A stepping stone to physical mobility

Additionally, virtual exchange can also serve as a tool for preparing students for physical mobility abroad and as an alternative for those who may not be able to engage in physical mobility programmes. In the current context, where only 5% of students in the European Union engage in physical mobility programmes, this makes virtual exchange a valuable option.
 
Finally, the report by the High Level Group on the Modernisation of Higher Education on New Modes of Learning and Teaching in Higher Education indicates that in many parts of Europe, higher education is still predominantly lecture-based, with transmission of knowledge being the main pedagogic paradigm. The introduction of virtual exchange within university courses allows for the internationalisation of curricula and an opportunity to innovate teaching methods by introducing student-centred, collaborative teaching projects using online technologies.

Advocating for virtual exchange at every institution

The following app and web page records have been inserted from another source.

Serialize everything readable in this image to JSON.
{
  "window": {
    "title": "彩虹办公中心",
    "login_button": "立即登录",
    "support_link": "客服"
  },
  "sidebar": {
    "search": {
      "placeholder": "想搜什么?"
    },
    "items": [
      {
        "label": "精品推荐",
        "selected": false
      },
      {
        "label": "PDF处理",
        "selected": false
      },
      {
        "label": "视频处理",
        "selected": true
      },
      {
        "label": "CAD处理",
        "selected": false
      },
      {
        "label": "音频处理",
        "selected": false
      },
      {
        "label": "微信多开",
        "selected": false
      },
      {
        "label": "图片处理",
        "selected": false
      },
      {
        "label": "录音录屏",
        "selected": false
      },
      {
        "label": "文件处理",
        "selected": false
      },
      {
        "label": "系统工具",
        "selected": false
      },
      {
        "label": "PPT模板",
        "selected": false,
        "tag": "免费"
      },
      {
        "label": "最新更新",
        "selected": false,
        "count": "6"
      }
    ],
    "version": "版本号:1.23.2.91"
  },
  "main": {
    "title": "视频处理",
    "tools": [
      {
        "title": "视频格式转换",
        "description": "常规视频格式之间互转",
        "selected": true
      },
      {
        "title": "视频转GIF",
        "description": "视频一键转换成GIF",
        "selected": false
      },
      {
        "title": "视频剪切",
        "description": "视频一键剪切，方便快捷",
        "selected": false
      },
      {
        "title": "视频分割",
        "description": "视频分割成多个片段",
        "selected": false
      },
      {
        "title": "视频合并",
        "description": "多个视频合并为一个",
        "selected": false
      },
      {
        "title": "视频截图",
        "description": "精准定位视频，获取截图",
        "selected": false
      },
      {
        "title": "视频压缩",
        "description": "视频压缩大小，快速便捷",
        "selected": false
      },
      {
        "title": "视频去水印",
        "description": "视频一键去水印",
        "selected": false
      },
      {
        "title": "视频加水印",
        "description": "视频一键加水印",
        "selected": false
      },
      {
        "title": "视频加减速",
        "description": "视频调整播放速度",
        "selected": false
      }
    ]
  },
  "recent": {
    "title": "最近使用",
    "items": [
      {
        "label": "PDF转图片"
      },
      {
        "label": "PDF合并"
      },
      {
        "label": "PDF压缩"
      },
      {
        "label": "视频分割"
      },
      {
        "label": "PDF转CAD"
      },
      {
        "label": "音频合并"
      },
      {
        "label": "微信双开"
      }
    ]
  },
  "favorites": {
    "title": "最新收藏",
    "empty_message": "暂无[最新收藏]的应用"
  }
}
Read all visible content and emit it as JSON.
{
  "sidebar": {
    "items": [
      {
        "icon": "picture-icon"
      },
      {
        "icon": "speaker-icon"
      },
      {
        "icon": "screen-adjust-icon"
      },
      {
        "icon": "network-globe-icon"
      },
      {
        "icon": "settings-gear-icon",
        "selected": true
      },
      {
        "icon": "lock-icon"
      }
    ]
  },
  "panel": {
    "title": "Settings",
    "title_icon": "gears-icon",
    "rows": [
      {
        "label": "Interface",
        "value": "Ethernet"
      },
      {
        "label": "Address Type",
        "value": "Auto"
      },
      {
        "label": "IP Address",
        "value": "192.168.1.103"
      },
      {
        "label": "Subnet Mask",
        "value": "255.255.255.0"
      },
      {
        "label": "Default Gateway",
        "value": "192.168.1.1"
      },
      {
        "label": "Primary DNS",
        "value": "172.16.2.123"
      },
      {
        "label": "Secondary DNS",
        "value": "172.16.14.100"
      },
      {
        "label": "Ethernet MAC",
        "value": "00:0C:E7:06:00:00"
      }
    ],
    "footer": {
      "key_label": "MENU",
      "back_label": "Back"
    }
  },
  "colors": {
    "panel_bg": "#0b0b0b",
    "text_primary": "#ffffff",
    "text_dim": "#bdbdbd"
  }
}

There has been a growing demand among practitioners to establish a framework which would provide greater support for practitioners and researchers in the field of virtual exchange. Stemming from this demand was the launch of UNICollaboration, a cross disciplinary organisation for the promotion and support of telecollaboration and virtual exchange initiatives in higher education. Likewise, the EVALUATE project has been established, a European policy experiment aimed at analysing the impact of virtual exchange in teacher education.
 
If you’re with us in Seville this week and interested in learning more about virtual exchange, there are a few opportunities to do so on Wednesday 13 September. The Language and Culture Expert Community are hosting a session on virtual exchange, Language and Culture presents: Internationalising education through virtual collaboration and exchange (S3.02) from 13:00–15:00. Additionally, Exploring different approaches to virtual exchange and collaborative online learning (S4.16) will take place from 15:30–16:30. We hope to see you there.
 
Robert O’Dowd teaches English as a foreign language at the University of León, Spain.